I remember when we were raising young children, we had a couple in our group who were about 15 years older than we were. When we would get discouraged as parents, they would encourage us or offer suggestions on how to deal with various issues. At one point in our marriage, the husband (a former law enforcement officer) even drove past our house when we were out of town to make sure our teenage son was home like he was supposed to be!
4. Small groups help you through tough times.
In thinking back on the small groups we’ve been blessed to have been in, we can remember really hard seasons that we or other group members went through. During one extremely difficult season of our marriage, the women from our small group banded together and gave Heidi a gift certificate to Williams Sonoma. She loved it and it was a thoughtful gesture by women who cared for Heidi.
Over the course of our marriage, the small groups we’ve been in have experienced miscarriages, deaths, illnesses, moves, bankruptcy, affairs, job loss, and much more. Often when you experience something hard, you don’t want everyone to know about it – especially the whole church. But having a small number of confidants who will love you and pray for you is encouraging. Frequently another couple in the group has been through a similar experience and can be a support to others who are walking through that difficult journey.
5. Small groups remind you that you (or your spouse) are not crazy.
Sometimes we get discouraged or think our spouse is nuts. Having a group of men or women to validate our spouse’s (or our) thoughts and reactions can actually improve our marriage. As we listen to other couples explain their reasons for their beliefs or how they are navigating a particular situation, it helps us see our spouse as normal.

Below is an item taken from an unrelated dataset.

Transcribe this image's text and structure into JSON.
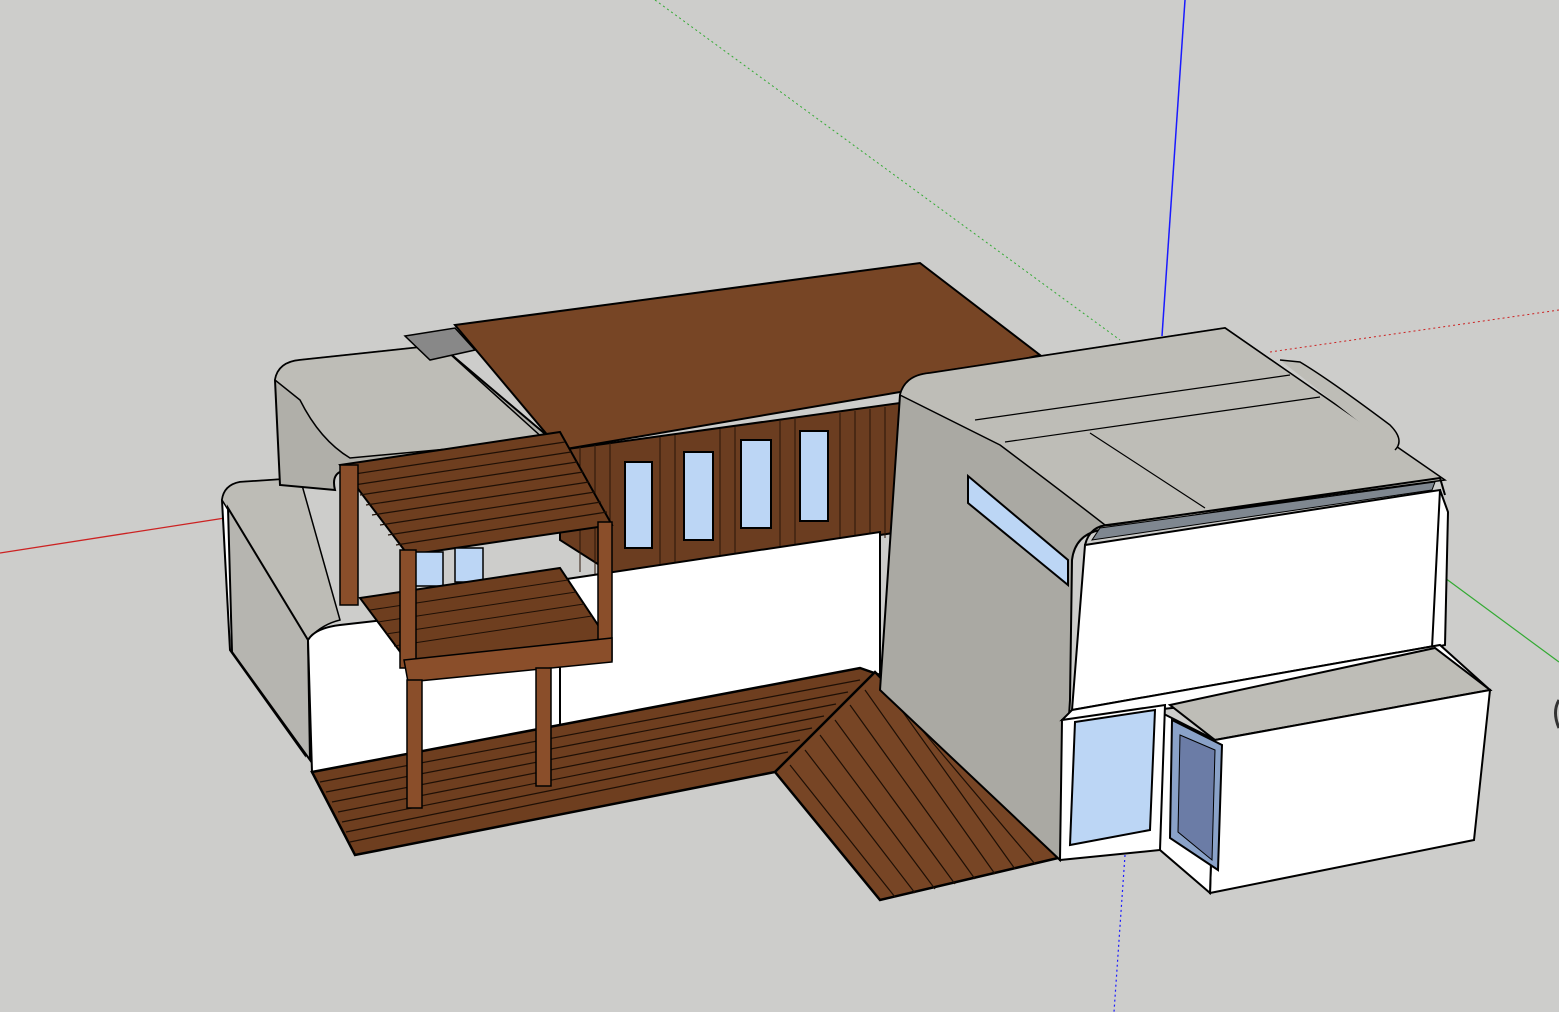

Small groups also provide accountability. In a safe environment, couples should be able to share their struggles knowing that “what’s said in the room stays in the room.” When everyone’s goal is to help build Christ-centered marriages, a small group is a safe, enjoyable place to grow relationally and spiritually.
So start a group by inviting 3-5 couples to get together with you. We wrote a great small group study that is easy to use and guides you through a study of eight different couples in the Bible. It’s called Build Your Marriage with Couples of the Bible and is available on Amazon by clicking the link or the book cover at the top of this page.
As you connect with other couples and begin to enjoy community, you will establish Christ-honoring friendships and you will build your marriage.